### TASK DESCRIPTION
Would you return all of this data exactly, leaving nothing out?

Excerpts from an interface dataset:
★ ★ ★ ★ ★

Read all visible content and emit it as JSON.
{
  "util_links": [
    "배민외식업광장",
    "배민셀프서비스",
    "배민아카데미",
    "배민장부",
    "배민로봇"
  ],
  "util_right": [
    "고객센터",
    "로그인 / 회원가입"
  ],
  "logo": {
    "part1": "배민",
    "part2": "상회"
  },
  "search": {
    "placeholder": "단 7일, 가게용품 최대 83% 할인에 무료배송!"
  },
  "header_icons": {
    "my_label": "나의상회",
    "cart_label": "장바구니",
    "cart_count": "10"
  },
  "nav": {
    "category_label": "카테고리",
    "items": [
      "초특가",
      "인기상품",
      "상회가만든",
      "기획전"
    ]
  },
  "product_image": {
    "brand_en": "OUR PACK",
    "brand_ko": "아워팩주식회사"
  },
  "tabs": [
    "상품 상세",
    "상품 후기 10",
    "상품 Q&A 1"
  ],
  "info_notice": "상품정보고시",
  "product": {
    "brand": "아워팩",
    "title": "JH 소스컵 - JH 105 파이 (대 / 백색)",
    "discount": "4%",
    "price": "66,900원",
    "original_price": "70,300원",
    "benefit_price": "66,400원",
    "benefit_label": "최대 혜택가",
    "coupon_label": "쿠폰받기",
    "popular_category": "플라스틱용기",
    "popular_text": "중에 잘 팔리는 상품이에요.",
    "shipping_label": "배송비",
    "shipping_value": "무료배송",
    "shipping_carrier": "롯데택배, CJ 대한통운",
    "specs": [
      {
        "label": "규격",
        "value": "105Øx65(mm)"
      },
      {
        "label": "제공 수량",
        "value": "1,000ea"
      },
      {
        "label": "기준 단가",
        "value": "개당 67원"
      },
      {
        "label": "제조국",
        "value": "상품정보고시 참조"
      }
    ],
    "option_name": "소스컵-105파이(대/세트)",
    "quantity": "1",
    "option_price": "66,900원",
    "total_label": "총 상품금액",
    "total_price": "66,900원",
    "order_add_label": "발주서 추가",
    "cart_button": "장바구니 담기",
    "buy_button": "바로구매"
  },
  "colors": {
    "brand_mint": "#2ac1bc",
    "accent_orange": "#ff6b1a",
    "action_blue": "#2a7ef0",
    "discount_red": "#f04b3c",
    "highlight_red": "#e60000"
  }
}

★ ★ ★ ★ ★

### THE COMPLETED TASK
Read all visible content and emit it as JSON.
{
  "util_links": [
    "배민외식업광장",
    "배민셀프서비스",
    "배민아카데미",
    "배민장부",
    "배민로봇"
  ],
  "util_right": [
    "고객센터",
    "로그인 / 회원가입"
  ],
  "logo": {
    "part1": "배민",
    "part2": "상회"
  },
  "search": {
    "placeholder": "단 7일, 가게용품 최대 83% 할인에 무료배송!"
  },
  "header_icons": {
    "my_label": "나의상회",
    "cart_label": "장바구니",
    "cart_count": "10"
  },
  "nav": {
    "category_label": "카테고리",
    "items": [
      "초특가",
      "인기상품",
      "상회가만든",
      "기획전"
    ]
  },
  "product_image": {
    "brand_en": "OUR PACK",
    "brand_ko": "아워팩주식회사"
  },
  "tabs": [
    "상품 상세",
    "상품 후기 10",
    "상품 Q&A 1"
  ],
  "info_notice": "상품정보고시",
  "product": {
    "brand": "아워팩",
    "title": "JH 소스컵 - JH 105 파이 (대 / 백색)",
    "discount": "4%",
    "price": "66,900원",
    "original_price": "70,300원",
    "benefit_price": "66,400원",
    "benefit_label": "최대 혜택가",
    "coupon_label": "쿠폰받기",
    "popular_category": "플라스틱용기",
    "popular_text": "중에 잘 팔리는 상품이에요.",
    "shipping_label": "배송비",
    "shipping_value": "무료배송",
    "shipping_carrier": "롯데택배, CJ 대한통운",
    "specs": [
      {
        "label": "규격",
        "value": "105Øx65(mm)"
      },
      {
        "label": "제공 수량",
        "value": "1,000ea"
      },
      {
        "label": "기준 단가",
        "value": "개당 67원"
      },
      {
        "label": "제조국",
        "value": "상품정보고시 참조"
      }
    ],
    "option_name": "소스컵-105파이(대/세트)",
    "quantity": "1",
    "option_price": "66,900원",
    "total_label": "총 상품금액",
    "total_price": "66,900원",
    "order_add_label": "발주서 추가",
    "cart_button": "장바구니 담기",
    "buy_button": "바로구매"
  },
  "colors": {
    "brand_mint": "#2ac1bc",
    "accent_orange": "#ff6b1a",
    "action_blue": "#2a7ef0",
    "discount_red": "#f04b3c",
    "highlight_red": "#e60000"
  }
}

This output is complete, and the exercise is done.